EXERCISE OBJECTIVE:
Only the count is wanted here: how many lines of the entries hold the string "Automatic"?

Segment Start: RECORDS SUPPLIED

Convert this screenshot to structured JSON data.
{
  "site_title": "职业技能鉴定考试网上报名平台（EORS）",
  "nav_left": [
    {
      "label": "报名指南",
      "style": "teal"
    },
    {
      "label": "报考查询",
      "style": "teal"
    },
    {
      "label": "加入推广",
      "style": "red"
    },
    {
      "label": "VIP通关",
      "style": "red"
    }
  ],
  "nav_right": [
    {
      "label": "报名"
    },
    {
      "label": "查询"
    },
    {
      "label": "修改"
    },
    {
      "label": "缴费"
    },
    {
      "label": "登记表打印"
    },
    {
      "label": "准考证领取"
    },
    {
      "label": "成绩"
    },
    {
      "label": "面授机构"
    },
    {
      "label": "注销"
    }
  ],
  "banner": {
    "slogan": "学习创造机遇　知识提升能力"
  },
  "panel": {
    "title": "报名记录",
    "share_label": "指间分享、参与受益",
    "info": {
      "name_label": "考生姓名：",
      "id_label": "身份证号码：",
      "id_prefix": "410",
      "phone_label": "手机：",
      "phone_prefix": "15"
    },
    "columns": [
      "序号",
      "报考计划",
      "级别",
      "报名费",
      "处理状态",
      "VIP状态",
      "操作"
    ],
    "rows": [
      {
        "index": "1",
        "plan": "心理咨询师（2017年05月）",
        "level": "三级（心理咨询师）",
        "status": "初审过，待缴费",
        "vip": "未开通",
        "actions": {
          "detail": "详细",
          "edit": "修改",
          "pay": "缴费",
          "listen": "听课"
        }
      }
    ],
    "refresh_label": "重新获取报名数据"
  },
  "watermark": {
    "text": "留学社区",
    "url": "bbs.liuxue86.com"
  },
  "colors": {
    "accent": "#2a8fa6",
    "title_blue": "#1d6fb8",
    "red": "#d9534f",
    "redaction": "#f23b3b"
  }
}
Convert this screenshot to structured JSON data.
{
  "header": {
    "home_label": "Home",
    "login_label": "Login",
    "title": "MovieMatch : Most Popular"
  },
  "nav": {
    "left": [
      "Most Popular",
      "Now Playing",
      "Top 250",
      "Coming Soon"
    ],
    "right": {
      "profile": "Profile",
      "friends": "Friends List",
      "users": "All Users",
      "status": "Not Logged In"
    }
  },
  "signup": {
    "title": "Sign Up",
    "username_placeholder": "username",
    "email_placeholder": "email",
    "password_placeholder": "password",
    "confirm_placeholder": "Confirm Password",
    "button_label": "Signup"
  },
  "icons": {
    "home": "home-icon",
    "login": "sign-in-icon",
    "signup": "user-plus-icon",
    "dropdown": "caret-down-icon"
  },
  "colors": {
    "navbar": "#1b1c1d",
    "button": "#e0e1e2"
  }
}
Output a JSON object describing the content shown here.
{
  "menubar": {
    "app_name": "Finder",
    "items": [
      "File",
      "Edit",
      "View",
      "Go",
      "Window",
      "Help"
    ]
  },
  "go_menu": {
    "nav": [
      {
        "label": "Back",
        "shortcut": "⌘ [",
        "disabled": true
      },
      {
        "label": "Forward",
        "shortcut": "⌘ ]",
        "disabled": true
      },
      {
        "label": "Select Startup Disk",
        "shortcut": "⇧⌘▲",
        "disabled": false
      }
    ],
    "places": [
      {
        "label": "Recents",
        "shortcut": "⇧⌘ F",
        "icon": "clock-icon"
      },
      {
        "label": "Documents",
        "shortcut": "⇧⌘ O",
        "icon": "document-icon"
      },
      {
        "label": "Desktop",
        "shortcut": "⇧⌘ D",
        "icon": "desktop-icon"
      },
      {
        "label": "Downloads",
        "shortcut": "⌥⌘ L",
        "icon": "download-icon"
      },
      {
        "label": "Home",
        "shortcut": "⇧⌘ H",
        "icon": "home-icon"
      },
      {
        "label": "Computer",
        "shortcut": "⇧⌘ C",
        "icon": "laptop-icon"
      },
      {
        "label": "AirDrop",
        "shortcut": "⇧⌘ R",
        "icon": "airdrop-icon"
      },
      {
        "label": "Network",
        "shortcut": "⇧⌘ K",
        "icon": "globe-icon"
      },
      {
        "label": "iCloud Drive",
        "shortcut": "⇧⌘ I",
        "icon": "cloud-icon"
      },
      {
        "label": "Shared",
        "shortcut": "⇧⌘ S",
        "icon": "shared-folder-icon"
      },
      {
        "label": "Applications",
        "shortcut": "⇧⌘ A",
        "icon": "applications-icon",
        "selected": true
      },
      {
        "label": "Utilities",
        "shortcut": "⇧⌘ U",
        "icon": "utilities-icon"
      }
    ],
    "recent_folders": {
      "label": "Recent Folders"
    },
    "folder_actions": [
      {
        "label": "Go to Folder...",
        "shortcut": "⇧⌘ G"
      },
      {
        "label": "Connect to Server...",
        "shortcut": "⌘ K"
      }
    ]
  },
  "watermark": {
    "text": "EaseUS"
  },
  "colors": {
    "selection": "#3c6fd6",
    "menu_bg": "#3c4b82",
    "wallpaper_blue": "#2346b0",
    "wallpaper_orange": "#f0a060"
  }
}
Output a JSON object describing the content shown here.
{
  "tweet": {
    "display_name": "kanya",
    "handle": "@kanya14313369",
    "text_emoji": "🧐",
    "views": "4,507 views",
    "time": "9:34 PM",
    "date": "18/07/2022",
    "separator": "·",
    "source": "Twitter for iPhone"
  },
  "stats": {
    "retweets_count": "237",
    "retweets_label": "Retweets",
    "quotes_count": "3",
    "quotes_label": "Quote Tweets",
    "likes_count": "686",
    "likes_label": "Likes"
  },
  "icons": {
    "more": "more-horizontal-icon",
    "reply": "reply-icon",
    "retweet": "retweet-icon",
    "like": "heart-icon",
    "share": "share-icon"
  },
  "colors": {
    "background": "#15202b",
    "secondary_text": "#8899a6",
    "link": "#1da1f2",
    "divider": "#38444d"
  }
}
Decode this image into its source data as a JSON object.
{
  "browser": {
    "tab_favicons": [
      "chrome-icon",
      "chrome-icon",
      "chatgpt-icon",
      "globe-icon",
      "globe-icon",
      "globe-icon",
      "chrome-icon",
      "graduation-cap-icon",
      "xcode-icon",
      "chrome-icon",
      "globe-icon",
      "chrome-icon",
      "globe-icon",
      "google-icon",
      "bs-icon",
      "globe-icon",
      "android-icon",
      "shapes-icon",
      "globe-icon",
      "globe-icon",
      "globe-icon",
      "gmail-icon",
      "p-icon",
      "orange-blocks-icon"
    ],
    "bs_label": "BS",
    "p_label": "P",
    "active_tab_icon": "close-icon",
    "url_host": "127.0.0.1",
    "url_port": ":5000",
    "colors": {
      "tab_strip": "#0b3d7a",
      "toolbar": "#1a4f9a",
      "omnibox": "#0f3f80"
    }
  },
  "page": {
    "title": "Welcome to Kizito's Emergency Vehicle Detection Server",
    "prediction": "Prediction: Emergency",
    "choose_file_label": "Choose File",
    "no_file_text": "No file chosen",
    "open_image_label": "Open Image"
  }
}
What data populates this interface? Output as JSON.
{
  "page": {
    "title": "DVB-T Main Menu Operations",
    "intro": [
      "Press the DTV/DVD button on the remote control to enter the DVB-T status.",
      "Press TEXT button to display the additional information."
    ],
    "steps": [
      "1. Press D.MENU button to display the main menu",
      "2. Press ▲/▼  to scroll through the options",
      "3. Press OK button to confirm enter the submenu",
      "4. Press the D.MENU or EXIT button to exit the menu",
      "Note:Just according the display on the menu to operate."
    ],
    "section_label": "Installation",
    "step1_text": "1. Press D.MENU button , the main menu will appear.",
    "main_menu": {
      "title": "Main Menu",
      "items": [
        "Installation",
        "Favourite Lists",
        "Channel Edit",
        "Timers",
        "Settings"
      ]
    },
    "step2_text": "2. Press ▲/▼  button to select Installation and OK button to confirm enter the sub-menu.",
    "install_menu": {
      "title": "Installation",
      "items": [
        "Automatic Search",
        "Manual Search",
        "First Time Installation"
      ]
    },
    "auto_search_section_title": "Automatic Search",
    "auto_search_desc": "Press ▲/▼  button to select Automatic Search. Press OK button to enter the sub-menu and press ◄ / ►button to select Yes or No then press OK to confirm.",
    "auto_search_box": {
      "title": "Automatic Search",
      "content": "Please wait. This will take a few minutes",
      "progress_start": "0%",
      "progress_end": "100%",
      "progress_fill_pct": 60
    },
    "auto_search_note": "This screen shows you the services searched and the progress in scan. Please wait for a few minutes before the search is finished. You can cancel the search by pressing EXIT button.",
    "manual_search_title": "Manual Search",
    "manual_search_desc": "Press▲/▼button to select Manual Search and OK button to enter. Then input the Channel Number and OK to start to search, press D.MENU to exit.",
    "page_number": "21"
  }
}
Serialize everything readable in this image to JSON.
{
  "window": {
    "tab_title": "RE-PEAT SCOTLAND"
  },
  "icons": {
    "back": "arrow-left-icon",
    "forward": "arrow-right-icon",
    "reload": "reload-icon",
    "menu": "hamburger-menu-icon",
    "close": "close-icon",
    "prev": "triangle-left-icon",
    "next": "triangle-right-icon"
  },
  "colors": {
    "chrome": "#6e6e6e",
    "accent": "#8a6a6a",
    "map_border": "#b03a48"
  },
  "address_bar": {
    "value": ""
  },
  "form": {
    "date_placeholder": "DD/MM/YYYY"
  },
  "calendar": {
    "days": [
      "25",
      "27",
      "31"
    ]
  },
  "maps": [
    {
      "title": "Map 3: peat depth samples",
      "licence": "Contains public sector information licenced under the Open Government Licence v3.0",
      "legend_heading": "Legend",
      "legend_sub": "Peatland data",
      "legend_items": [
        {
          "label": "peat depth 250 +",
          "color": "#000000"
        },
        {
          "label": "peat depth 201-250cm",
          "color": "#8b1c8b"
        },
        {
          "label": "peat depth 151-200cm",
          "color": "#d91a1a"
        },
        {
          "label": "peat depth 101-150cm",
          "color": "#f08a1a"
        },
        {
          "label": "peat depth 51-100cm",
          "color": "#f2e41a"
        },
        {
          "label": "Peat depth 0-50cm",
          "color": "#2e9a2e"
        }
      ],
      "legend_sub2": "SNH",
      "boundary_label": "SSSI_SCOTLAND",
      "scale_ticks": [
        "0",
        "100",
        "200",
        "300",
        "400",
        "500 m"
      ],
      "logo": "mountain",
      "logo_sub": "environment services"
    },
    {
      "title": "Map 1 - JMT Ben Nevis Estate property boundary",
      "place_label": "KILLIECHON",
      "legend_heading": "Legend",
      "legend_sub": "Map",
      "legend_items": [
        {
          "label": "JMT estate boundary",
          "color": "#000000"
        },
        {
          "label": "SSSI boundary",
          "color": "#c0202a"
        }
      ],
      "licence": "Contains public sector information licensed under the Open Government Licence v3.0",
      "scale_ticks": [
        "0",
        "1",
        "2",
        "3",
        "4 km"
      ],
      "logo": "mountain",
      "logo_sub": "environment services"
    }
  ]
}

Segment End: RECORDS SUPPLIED

COMPLETED TASK:
4